tt Jas. g. 2 Sodrick Jno. Smith Thos. J. Souther J. Smith w. F. Smith Jno. L. Spangles g. Smith w. D. Stone J. T. Sloon E. Samne E. L. Stoman Jno. j. Springer w. Samuel M. Sallers T. M. Stricklan Jas. Sherrard J. J. Strackland c. c. Saunders R. Sherby cpt. R. h. Smith g. Scott Maj. A. V. Shea T. Simkins Dr. L. Smith T. T. Sale w. D. Swuin it W. J. Seddon it w. A. Starkmon W. E. Smith w. T. Safford w. w. Smith w. L. Seay w. w. Spiller W. T. Shuttz Dr. A. F. Scott Asa. Solivan M. Seays Jos. Smith J. m. Shamshan J. W. R. Sandtord J. Sparks O. A. Smith J. Singleton J. C. Sherritt A. J. Stanley S. B. Stockman H. Spooner H. V. Shleter H. P. R. Shead Dr. E. D. Salbery E. D. Southgate L. Sandefea L. G. Sherbsteen W. A. Strickland A. Shields Hy G. Smoke H. D. Sharp Hy. T. Staples H.L. Shap H. Spear H. G. Shike H. D. Selden cpt. Jas. Scott cpt. D. Scarry D. Speac

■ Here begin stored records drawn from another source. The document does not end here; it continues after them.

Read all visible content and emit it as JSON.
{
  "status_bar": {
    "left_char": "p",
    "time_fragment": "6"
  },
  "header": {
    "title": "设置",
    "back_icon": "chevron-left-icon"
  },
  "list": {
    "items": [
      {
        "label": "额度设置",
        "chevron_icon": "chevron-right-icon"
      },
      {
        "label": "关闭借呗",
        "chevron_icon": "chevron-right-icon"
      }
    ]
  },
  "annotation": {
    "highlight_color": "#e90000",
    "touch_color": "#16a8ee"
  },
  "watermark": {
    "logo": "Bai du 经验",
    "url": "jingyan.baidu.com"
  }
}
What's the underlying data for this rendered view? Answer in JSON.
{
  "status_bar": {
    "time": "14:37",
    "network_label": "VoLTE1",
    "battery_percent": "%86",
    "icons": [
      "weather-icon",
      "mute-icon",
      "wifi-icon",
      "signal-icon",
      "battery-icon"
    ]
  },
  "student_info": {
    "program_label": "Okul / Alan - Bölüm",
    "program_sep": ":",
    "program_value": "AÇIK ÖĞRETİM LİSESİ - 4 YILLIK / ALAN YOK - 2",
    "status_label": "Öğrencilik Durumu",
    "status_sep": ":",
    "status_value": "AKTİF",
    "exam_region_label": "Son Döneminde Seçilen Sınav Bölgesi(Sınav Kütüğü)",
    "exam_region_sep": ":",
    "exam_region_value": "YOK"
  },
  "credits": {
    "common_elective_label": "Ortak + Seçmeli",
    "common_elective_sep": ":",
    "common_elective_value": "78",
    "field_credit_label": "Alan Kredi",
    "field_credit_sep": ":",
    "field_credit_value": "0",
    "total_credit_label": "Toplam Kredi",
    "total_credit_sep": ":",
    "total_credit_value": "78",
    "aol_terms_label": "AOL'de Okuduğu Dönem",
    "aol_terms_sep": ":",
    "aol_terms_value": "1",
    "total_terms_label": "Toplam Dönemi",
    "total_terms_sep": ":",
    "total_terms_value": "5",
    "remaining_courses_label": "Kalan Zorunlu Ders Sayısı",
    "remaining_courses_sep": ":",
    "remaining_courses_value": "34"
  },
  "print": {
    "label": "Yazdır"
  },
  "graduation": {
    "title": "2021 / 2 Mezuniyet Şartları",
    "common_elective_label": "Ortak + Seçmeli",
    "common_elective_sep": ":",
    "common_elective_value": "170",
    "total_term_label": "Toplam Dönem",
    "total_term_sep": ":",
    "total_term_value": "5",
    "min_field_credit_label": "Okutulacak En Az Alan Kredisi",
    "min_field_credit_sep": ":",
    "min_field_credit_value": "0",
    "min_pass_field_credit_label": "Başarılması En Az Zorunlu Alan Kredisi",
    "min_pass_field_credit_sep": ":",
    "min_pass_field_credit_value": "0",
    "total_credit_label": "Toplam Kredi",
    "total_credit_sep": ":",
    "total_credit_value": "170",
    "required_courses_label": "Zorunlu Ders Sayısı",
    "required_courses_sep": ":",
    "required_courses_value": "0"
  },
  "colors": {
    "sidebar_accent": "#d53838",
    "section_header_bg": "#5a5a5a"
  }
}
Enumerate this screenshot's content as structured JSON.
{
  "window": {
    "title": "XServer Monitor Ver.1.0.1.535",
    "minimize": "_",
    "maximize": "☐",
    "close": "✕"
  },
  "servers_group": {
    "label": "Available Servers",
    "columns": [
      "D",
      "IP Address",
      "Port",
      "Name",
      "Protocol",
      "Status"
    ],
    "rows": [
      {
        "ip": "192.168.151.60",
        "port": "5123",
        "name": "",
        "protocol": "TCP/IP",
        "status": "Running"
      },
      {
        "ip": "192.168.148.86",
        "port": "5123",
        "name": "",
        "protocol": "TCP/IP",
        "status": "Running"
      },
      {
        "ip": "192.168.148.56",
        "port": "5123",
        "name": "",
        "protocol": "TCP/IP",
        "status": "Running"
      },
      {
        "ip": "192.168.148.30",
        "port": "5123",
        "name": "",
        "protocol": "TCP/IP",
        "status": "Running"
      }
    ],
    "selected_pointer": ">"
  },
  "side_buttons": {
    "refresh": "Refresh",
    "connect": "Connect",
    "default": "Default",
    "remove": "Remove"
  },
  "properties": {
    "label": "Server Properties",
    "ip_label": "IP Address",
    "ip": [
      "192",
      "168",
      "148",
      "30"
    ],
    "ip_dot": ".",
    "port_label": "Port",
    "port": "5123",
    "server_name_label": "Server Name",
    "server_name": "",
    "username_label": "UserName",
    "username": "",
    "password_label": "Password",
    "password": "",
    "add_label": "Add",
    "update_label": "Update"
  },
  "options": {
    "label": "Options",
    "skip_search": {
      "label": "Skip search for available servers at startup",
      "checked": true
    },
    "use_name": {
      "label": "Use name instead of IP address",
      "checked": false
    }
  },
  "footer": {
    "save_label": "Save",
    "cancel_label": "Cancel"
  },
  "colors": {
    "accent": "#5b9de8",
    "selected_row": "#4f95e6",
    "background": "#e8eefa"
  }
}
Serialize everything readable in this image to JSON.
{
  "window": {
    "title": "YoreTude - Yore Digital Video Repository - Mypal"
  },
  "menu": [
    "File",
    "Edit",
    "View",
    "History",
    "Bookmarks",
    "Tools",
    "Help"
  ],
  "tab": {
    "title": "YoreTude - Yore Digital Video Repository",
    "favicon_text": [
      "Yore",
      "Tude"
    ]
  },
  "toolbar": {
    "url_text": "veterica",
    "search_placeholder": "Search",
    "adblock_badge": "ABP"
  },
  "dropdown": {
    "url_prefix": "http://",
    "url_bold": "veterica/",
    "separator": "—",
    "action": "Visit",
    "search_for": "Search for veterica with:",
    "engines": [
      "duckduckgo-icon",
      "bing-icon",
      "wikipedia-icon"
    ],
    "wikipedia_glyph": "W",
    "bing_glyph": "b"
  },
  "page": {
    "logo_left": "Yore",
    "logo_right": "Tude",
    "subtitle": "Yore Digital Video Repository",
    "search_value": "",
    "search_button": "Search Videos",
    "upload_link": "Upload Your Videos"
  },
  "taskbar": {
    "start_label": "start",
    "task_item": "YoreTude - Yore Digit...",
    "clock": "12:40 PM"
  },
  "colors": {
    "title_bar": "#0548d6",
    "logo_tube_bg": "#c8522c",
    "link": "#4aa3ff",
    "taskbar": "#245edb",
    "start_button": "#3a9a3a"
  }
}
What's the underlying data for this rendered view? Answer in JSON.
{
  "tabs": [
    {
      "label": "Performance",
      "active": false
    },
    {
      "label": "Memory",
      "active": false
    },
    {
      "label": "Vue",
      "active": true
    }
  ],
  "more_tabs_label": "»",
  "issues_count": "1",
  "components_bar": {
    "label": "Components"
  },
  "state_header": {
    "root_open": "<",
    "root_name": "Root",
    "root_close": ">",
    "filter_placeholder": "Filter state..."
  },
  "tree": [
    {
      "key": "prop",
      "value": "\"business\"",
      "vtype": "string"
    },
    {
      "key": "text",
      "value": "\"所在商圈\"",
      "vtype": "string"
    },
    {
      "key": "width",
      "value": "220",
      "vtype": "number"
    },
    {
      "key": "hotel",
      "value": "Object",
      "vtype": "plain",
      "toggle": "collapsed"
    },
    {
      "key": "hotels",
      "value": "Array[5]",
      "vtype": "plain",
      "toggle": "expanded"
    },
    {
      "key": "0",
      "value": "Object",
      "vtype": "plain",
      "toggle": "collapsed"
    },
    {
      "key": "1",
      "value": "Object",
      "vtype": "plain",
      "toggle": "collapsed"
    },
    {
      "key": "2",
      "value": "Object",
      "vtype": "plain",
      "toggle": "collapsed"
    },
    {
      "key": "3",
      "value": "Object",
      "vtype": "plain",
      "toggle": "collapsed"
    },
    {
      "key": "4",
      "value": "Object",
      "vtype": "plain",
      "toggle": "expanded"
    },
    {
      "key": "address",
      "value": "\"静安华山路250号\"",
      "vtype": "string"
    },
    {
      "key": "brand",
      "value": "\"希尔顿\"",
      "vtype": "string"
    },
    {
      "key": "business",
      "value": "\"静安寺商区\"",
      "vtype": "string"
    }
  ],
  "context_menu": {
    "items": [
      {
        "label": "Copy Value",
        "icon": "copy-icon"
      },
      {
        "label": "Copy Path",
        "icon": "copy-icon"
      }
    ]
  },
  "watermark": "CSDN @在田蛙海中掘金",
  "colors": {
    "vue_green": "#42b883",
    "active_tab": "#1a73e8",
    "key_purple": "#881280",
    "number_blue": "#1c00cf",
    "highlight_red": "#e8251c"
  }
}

s, burnt the jail and some eight or ten private residences. All report that the ladies of Wytheville acted with the greatest heroism and cheered the men in their unequal contest. Many residents were absent from the town at the time, and some of the citizens acted most gallantly on the occasion. Col. T. J. Boyd, of the Wytheville hotel, generously opened his house and freely tendered his hospitality to all who went to Wytheville to aid in its defence. He was afterwards taken prisoner. Mrs. Spiller, of Wytheville, displayed great heroism. Our men entered her dwelling house and shot the Yankees down from the windows, she encouraging them on. A few passengers on the Eastern train acted most bravely. Dr. S, of Cumberland county, (on a bridal trip,) left his bride at this post and went on to Wytheville to participate in the fight. We mention these instances to show the spirit of Close who took part in the fight. The Yankees first made an attack on the Salt Works, but were there m
1 2